Make an exact copy of the entries, taking out every picture.

═══ GIVEN DATA ═══

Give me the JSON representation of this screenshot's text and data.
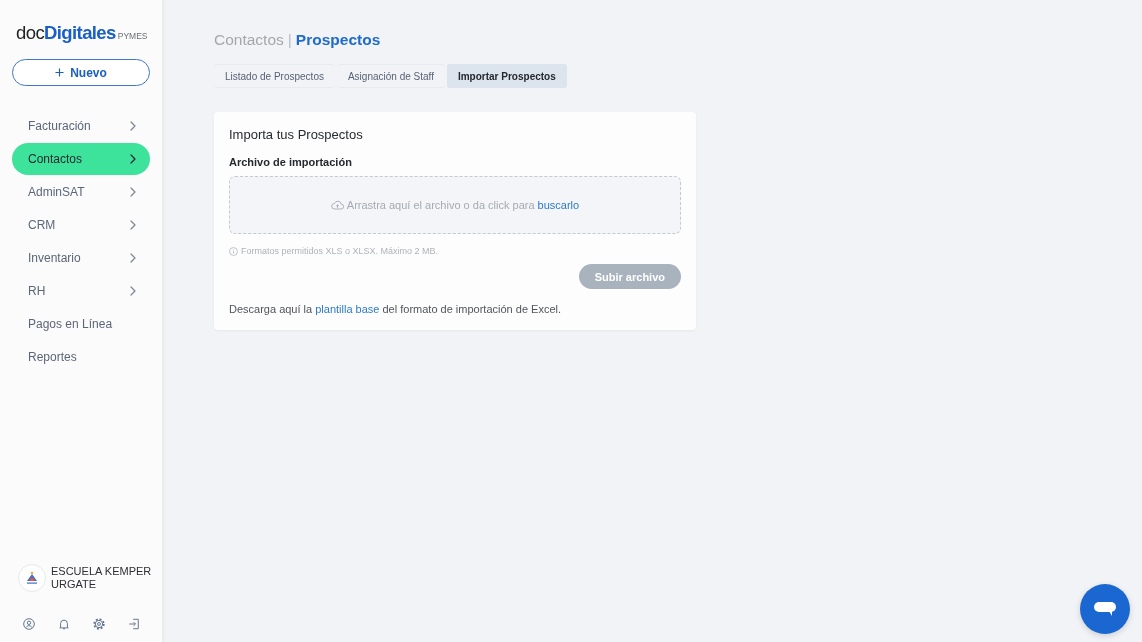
{
  "sidebar": {
    "logo": {
      "wordmark": "doc**Digitales**",
      "suffix": "PYMES"
    },
    "new_button": {
      "label": "Nuevo"
    },
    "menu": [
      {
        "label": "Facturación",
        "kind": "submenu",
        "selected": false
      },
      {
        "label": "Contactos",
        "kind": "submenu",
        "selected": true
      },
      {
        "label": "AdminSAT",
        "kind": "submenu",
        "selected": false
      },
      {
        "label": "CRM",
        "kind": "submenu",
        "selected": false
      },
      {
        "label": "Inventario",
        "kind": "submenu",
        "selected": false
      },
      {
        "label": "RH",
        "kind": "submenu",
        "selected": false
      },
      {
        "label": "Pagos en Línea",
        "kind": "link",
        "selected": false
      },
      {
        "label": "Reportes",
        "kind": "link",
        "selected": false
      }
    ],
    "account": {
      "name": "ESCUELA KEMPER URGATE"
    }
  },
  "header": {
    "section": "Contactos",
    "separator": "|",
    "page": "Prospectos"
  },
  "tabs": [
    {
      "label": "Listado de Prospectos",
      "selected": false
    },
    {
      "label": "Asignación de Staff",
      "selected": false
    },
    {
      "label": "Importar Prospectos",
      "selected": true
    }
  ],
  "import_card": {
    "title": "Importa tus Prospectos",
    "field_label": "Archivo de importación",
    "dropzone": {
      "text": "Arrastra aquí el archivo o da click para",
      "link": "buscarlo"
    },
    "hint": "Formatos permitidos XLS o XLSX. Máximo 2 MB.",
    "upload_button": {
      "label": "Subir archivo",
      "disabled": true
    },
    "template_note": {
      "before": "Descarga aquí la",
      "link": "plantilla base",
      "after": "del formato de importación de Excel."
    }
  }
}
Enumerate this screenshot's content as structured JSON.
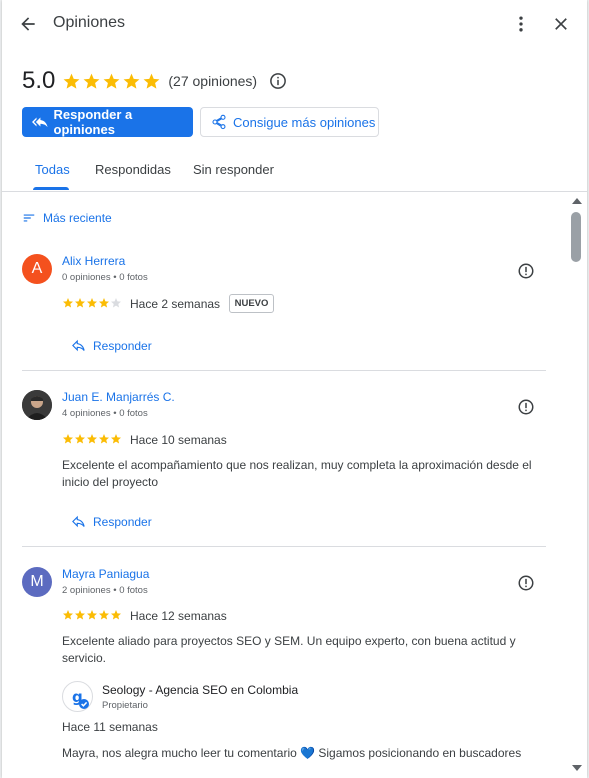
{
  "header": {
    "title": "Opiniones"
  },
  "summary": {
    "score": "5.0",
    "stars": 5,
    "count": "(27 opiniones)"
  },
  "actions": {
    "respond_label": "Responder a opiniones",
    "get_more_label": "Consigue más opiniones"
  },
  "tabs": [
    {
      "label": "Todas",
      "active": true
    },
    {
      "label": "Respondidas",
      "active": false
    },
    {
      "label": "Sin responder",
      "active": false
    }
  ],
  "sort": {
    "label": "Más reciente"
  },
  "reviews": [
    {
      "initial": "A",
      "avatar_color": "#f4511e",
      "name": "Alix Herrera",
      "meta": "0 opiniones • 0 fotos",
      "stars": 4,
      "when": "Hace 2 semanas",
      "badge": "NUEVO",
      "reply_label": "Responder"
    },
    {
      "initial": "",
      "avatar_color": "#4a4a4a",
      "name": "Juan E. Manjarrés C.",
      "meta": "4 opiniones • 0 fotos",
      "stars": 5,
      "when": "Hace 10 semanas",
      "text": "Excelente el acompañamiento que nos realizan, muy completa la aproximación desde el inicio del proyecto",
      "reply_label": "Responder"
    },
    {
      "initial": "M",
      "avatar_color": "#5c6bc0",
      "name": "Mayra Paniagua",
      "meta": "2 opiniones • 0 fotos",
      "stars": 5,
      "when": "Hace 12 semanas",
      "text": "Excelente aliado para proyectos SEO y SEM. Un equipo experto, con buena actitud y servicio.",
      "owner": {
        "name": "Seology - Agencia SEO en Colombia",
        "role": "Propietario",
        "when": "Hace 11 semanas",
        "text": "Mayra, nos alegra mucho leer tu comentario 💙 Sigamos posicionando en buscadores"
      }
    }
  ],
  "colors": {
    "accent": "#1a73e8",
    "star": "#fbbc04",
    "star_empty": "#dadce0"
  },
  "icons": [
    "arrow-back-icon",
    "more-vert-icon",
    "close-icon",
    "info-icon",
    "reply-all-icon",
    "share-icon",
    "sort-icon",
    "flag-icon",
    "reply-icon",
    "verified-icon"
  ]
}
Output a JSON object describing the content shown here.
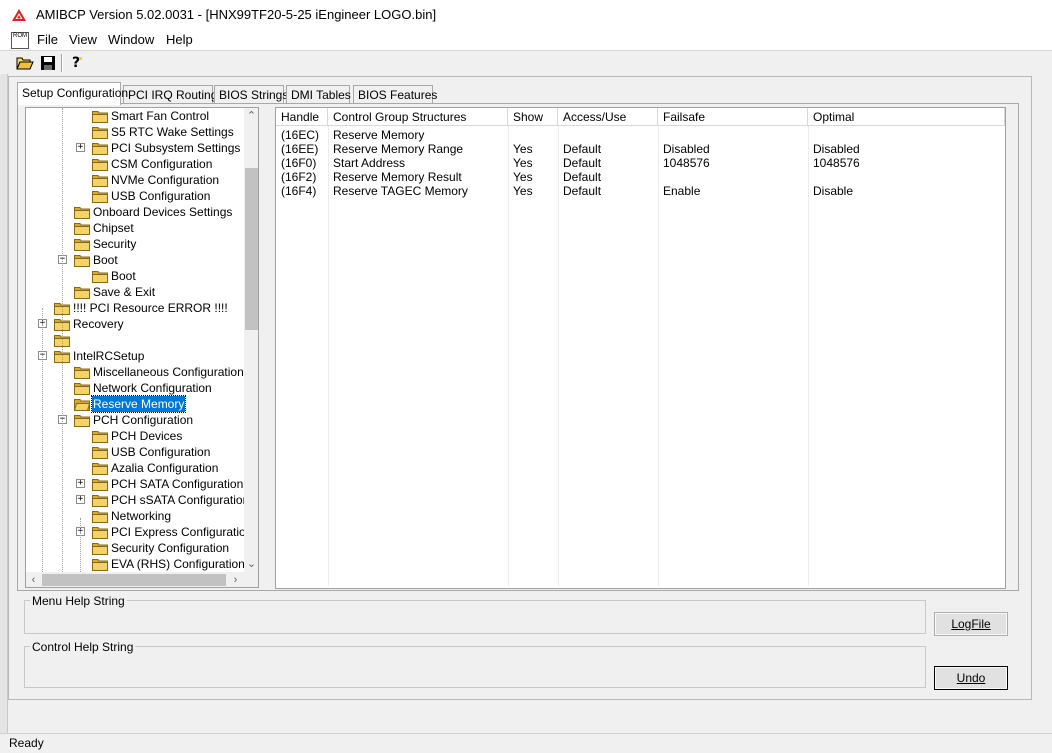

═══

REPLY TO THE EXERCISE -
Give me the JSON representation of this screenshot's text and data.
{
  "sidebar": {
    "logo": {
      "wordmark": "doc**Digitales**",
      "suffix": "PYMES"
    },
    "new_button": {
      "label": "Nuevo"
    },
    "menu": [
      {
        "label": "Facturación",
        "kind": "submenu",
        "selected": false
      },
      {
        "label": "Contactos",
        "kind": "submenu",
        "selected": true
      },
      {
        "label": "AdminSAT",
        "kind": "submenu",
        "selected": false
      },
      {
        "label": "CRM",
        "kind": "submenu",
        "selected": false
      },
      {
        "label": "Inventario",
        "kind": "submenu",
        "selected": false
      },
      {
        "label": "RH",
        "kind": "submenu",
        "selected": false
      },
      {
        "label": "Pagos en Línea",
        "kind": "link",
        "selected": false
      },
      {
        "label": "Reportes",
        "kind": "link",
        "selected": false
      }
    ],
    "account": {
      "name": "ESCUELA KEMPER URGATE"
    }
  },
  "header": {
    "section": "Contactos",
    "separator": "|",
    "page": "Prospectos"
  },
  "tabs": [
    {
      "label": "Listado de Prospectos",
      "selected": false
    },
    {
      "label": "Asignación de Staff",
      "selected": false
    },
    {
      "label": "Importar Prospectos",
      "selected": true
    }
  ],
  "import_card": {
    "title": "Importa tus Prospectos",
    "field_label": "Archivo de importación",
    "dropzone": {
      "text": "Arrastra aquí el archivo o da click para",
      "link": "buscarlo"
    },
    "hint": "Formatos permitidos XLS o XLSX. Máximo 2 MB.",
    "upload_button": {
      "label": "Subir archivo",
      "disabled": true
    },
    "template_note": {
      "before": "Descarga aquí la",
      "link": "plantilla base",
      "after": "del formato de importación de Excel."
    }
  }
}
Enumerate this screenshot's content as structured JSON.
{
  "header": {
    "title": "Opiniones"
  },
  "summary": {
    "score": "5.0",
    "stars": 5,
    "count": "(27 opiniones)"
  },
  "actions": {
    "respond_label": "Responder a opiniones",
    "get_more_label": "Consigue más opiniones"
  },
  "tabs": [
    {
      "label": "Todas",
      "active": true
    },
    {
      "label": "Respondidas",
      "active": false
    },
    {
      "label": "Sin responder",
      "active": false
    }
  ],
  "sort": {
    "label": "Más reciente"
  },
  "reviews": [
    {
      "initial": "A",
      "avatar_color": "#f4511e",
      "name": "Alix Herrera",
      "meta": "0 opiniones • 0 fotos",
      "stars": 4,
      "when": "Hace 2 semanas",
      "badge": "NUEVO",
      "reply_label": "Responder"
    },
    {
      "initial": "",
      "avatar_color": "#4a4a4a",
      "name": "Juan E. Manjarrés C.",
      "meta": "4 opiniones • 0 fotos",
      "stars": 5,
      "when": "Hace 10 semanas",
      "text": "Excelente el acompañamiento que nos realizan, muy completa la aproximación desde el inicio del proyecto",
      "reply_label": "Responder"
    },
    {
      "initial": "M",
      "avatar_color": "#5c6bc0",
      "name": "Mayra Paniagua",
      "meta": "2 opiniones • 0 fotos",
      "stars": 5,
      "when": "Hace 12 semanas",
      "text": "Excelente aliado para proyectos SEO y SEM. Un equipo experto, con buena actitud y servicio.",
      "owner": {
        "name": "Seology - Agencia SEO en Colombia",
        "role": "Propietario",
        "when": "Hace 11 semanas",
        "text": "Mayra, nos alegra mucho leer tu comentario 💙 Sigamos posicionando en buscadores"
      }
    }
  ],
  "colors": {
    "accent": "#1a73e8",
    "star": "#fbbc04",
    "star_empty": "#dadce0"
  },
  "icons": [
    "arrow-back-icon",
    "more-vert-icon",
    "close-icon",
    "info-icon",
    "reply-all-icon",
    "share-icon",
    "sort-icon",
    "flag-icon",
    "reply-icon",
    "verified-icon"
  ]
}
Output a JSON object describing the content shown here.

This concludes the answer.